What this task involves - Copy out all the records, word for word.

····················

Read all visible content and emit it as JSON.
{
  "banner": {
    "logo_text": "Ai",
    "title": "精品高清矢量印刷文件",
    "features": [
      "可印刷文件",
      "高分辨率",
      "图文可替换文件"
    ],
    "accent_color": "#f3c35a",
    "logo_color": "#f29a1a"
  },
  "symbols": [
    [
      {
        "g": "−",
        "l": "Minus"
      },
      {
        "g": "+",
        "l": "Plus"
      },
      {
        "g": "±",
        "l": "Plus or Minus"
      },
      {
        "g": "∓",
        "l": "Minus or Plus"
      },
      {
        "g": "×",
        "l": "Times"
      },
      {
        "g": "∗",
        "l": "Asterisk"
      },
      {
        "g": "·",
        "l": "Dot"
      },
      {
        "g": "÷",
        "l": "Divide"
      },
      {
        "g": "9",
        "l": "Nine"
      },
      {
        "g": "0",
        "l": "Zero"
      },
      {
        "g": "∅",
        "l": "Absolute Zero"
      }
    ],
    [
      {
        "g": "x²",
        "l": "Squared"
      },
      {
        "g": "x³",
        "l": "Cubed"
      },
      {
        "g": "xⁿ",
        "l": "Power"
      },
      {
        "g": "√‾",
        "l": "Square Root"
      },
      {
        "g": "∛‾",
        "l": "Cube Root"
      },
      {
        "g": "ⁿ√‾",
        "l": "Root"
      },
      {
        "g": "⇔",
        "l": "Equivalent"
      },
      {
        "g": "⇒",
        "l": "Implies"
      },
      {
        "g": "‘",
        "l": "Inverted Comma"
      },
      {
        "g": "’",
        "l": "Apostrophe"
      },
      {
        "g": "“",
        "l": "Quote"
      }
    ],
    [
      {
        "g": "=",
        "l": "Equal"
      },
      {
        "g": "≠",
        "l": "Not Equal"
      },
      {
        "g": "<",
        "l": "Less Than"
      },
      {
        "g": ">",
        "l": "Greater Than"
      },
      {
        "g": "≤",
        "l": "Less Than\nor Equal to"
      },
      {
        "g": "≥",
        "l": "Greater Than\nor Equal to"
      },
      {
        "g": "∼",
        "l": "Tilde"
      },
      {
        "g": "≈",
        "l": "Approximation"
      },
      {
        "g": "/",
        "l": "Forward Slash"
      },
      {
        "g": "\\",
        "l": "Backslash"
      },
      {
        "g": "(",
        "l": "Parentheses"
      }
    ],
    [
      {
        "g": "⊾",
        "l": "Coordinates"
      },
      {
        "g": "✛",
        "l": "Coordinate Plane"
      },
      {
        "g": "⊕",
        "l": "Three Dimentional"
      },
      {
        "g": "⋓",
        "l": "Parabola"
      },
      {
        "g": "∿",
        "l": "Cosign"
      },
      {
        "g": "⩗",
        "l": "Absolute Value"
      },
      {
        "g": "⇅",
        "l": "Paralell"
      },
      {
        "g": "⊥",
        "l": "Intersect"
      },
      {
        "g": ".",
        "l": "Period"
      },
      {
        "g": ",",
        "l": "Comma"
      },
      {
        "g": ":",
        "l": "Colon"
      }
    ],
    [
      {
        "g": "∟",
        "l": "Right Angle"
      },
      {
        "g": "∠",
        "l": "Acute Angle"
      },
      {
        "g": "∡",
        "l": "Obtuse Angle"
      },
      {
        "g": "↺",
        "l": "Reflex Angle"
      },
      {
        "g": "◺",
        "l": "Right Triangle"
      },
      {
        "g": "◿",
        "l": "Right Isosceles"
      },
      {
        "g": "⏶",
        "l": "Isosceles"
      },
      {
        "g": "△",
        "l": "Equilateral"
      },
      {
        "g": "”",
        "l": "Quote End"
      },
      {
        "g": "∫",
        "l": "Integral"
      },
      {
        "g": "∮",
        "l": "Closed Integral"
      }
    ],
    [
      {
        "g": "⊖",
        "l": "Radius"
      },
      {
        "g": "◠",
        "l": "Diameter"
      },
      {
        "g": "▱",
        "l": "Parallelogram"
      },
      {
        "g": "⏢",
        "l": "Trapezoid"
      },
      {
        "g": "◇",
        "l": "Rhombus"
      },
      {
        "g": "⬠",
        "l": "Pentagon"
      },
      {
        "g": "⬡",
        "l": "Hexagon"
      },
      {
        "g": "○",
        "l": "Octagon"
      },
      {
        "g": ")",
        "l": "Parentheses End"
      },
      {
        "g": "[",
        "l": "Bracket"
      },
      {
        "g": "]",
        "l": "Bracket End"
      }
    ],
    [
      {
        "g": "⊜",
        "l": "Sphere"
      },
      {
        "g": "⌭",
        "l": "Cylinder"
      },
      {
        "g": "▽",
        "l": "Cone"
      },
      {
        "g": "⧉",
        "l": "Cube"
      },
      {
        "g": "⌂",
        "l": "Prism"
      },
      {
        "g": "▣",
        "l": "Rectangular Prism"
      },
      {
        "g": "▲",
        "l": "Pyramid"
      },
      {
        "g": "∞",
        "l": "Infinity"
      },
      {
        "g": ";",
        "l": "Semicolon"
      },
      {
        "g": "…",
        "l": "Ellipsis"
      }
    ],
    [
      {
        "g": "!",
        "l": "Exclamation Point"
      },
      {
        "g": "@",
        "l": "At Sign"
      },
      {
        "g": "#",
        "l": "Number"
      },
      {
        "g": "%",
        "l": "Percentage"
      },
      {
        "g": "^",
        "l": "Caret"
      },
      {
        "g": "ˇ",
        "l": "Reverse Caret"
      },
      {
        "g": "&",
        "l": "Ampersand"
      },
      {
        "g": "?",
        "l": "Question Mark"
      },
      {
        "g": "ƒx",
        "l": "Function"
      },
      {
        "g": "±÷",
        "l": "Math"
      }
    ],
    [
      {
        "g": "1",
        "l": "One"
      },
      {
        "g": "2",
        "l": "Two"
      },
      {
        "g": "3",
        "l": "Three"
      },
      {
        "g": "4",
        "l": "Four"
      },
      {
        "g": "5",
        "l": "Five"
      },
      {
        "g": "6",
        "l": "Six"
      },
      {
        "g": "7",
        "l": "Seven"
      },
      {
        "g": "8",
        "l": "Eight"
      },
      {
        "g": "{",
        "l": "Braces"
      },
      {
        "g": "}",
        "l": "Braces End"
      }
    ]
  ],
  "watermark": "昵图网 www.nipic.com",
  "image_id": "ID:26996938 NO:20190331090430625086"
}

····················

The answer -
Read all visible content and emit it as JSON.
{
  "banner": {
    "logo_text": "Ai",
    "title": "精品高清矢量印刷文件",
    "features": [
      "可印刷文件",
      "高分辨率",
      "图文可替换文件"
    ],
    "accent_color": "#f3c35a",
    "logo_color": "#f29a1a"
  },
  "symbols": [
    [
      {
        "g": "−",
        "l": "Minus"
      },
      {
        "g": "+",
        "l": "Plus"
      },
      {
        "g": "±",
        "l": "Plus or Minus"
      },
      {
        "g": "∓",
        "l": "Minus or Plus"
      },
      {
        "g": "×",
        "l": "Times"
      },
      {
        "g": "∗",
        "l": "Asterisk"
      },
      {
        "g": "·",
        "l": "Dot"
      },
      {
        "g": "÷",
        "l": "Divide"
      },
      {
        "g": "9",
        "l": "Nine"
      },
      {
        "g": "0",
        "l": "Zero"
      },
      {
        "g": "∅",
        "l": "Absolute Zero"
      }
    ],
    [
      {
        "g": "x²",
        "l": "Squared"
      },
      {
        "g": "x³",
        "l": "Cubed"
      },
      {
        "g": "xⁿ",
        "l": "Power"
      },
      {
        "g": "√‾",
        "l": "Square Root"
      },
      {
        "g": "∛‾",
        "l": "Cube Root"
      },
      {
        "g": "ⁿ√‾",
        "l": "Root"
      },
      {
        "g": "⇔",
        "l": "Equivalent"
      },
      {
        "g": "⇒",
        "l": "Implies"
      },
      {
        "g": "‘",
        "l": "Inverted Comma"
      },
      {
        "g": "’",
        "l": "Apostrophe"
      },
      {
        "g": "“",
        "l": "Quote"
      }
    ],
    [
      {
        "g": "=",
        "l": "Equal"
      },
      {
        "g": "≠",
        "l": "Not Equal"
      },
      {
        "g": "<",
        "l": "Less Than"
      },
      {
        "g": ">",
        "l": "Greater Than"
      },
      {
        "g": "≤",
        "l": "Less Than\nor Equal to"
      },
      {
        "g": "≥",
        "l": "Greater Than\nor Equal to"
      },
      {
        "g": "∼",
        "l": "Tilde"
      },
      {
        "g": "≈",
        "l": "Approximation"
      },
      {
        "g": "/",
        "l": "Forward Slash"
      },
      {
        "g": "\\",
        "l": "Backslash"
      },
      {
        "g": "(",
        "l": "Parentheses"
      }
    ],
    [
      {
        "g": "⊾",
        "l": "Coordinates"
      },
      {
        "g": "✛",
        "l": "Coordinate Plane"
      },
      {
        "g": "⊕",
        "l": "Three Dimentional"
      },
      {
        "g": "⋓",
        "l": "Parabola"
      },
      {
        "g": "∿",
        "l": "Cosign"
      },
      {
        "g": "⩗",
        "l": "Absolute Value"
      },
      {
        "g": "⇅",
        "l": "Paralell"
      },
      {
        "g": "⊥",
        "l": "Intersect"
      },
      {
        "g": ".",
        "l": "Period"
      },
      {
        "g": ",",
        "l": "Comma"
      },
      {
        "g": ":",
        "l": "Colon"
      }
    ],
    [
      {
        "g": "∟",
        "l": "Right Angle"
      },
      {
        "g": "∠",
        "l": "Acute Angle"
      },
      {
        "g": "∡",
        "l": "Obtuse Angle"
      },
      {
        "g": "↺",
        "l": "Reflex Angle"
      },
      {
        "g": "◺",
        "l": "Right Triangle"
      },
      {
        "g": "◿",
        "l": "Right Isosceles"
      },
      {
        "g": "⏶",
        "l": "Isosceles"
      },
      {
        "g": "△",
        "l": "Equilateral"
      },
      {
        "g": "”",
        "l": "Quote End"
      },
      {
        "g": "∫",
        "l": "Integral"
      },
      {
        "g": "∮",
        "l": "Closed Integral"
      }
    ],
    [
      {
        "g": "⊖",
        "l": "Radius"
      },
      {
        "g": "◠",
        "l": "Diameter"
      },
      {
        "g": "▱",
        "l": "Parallelogram"
      },
      {
        "g": "⏢",
        "l": "Trapezoid"
      },
      {
        "g": "◇",
        "l": "Rhombus"
      },
      {
        "g": "⬠",
        "l": "Pentagon"
      },
      {
        "g": "⬡",
        "l": "Hexagon"
      },
      {
        "g": "○",
        "l": "Octagon"
      },
      {
        "g": ")",
        "l": "Parentheses End"
      },
      {
        "g": "[",
        "l": "Bracket"
      },
      {
        "g": "]",
        "l": "Bracket End"
      }
    ],
    [
      {
        "g": "⊜",
        "l": "Sphere"
      },
      {
        "g": "⌭",
        "l": "Cylinder"
      },
      {
        "g": "▽",
        "l": "Cone"
      },
      {
        "g": "⧉",
        "l": "Cube"
      },
      {
        "g": "⌂",
        "l": "Prism"
      },
      {
        "g": "▣",
        "l": "Rectangular Prism"
      },
      {
        "g": "▲",
        "l": "Pyramid"
      },
      {
        "g": "∞",
        "l": "Infinity"
      },
      {
        "g": ";",
        "l": "Semicolon"
      },
      {
        "g": "…",
        "l": "Ellipsis"
      }
    ],
    [
      {
        "g": "!",
        "l": "Exclamation Point"
      },
      {
        "g": "@",
        "l": "At Sign"
      },
      {
        "g": "#",
        "l": "Number"
      },
      {
        "g": "%",
        "l": "Percentage"
      },
      {
        "g": "^",
        "l": "Caret"
      },
      {
        "g": "ˇ",
        "l": "Reverse Caret"
      },
      {
        "g": "&",
        "l": "Ampersand"
      },
      {
        "g": "?",
        "l": "Question Mark"
      },
      {
        "g": "ƒx",
        "l": "Function"
      },
      {
        "g": "±÷",
        "l": "Math"
      }
    ],
    [
      {
        "g": "1",
        "l": "One"
      },
      {
        "g": "2",
        "l": "Two"
      },
      {
        "g": "3",
        "l": "Three"
      },
      {
        "g": "4",
        "l": "Four"
      },
      {
        "g": "5",
        "l": "Five"
      },
      {
        "g": "6",
        "l": "Six"
      },
      {
        "g": "7",
        "l": "Seven"
      },
      {
        "g": "8",
        "l": "Eight"
      },
      {
        "g": "{",
        "l": "Braces"
      },
      {
        "g": "}",
        "l": "Braces End"
      }
    ]
  ],
  "watermark": "昵图网 www.nipic.com",
  "image_id": "ID:26996938 NO:20190331090430625086"
}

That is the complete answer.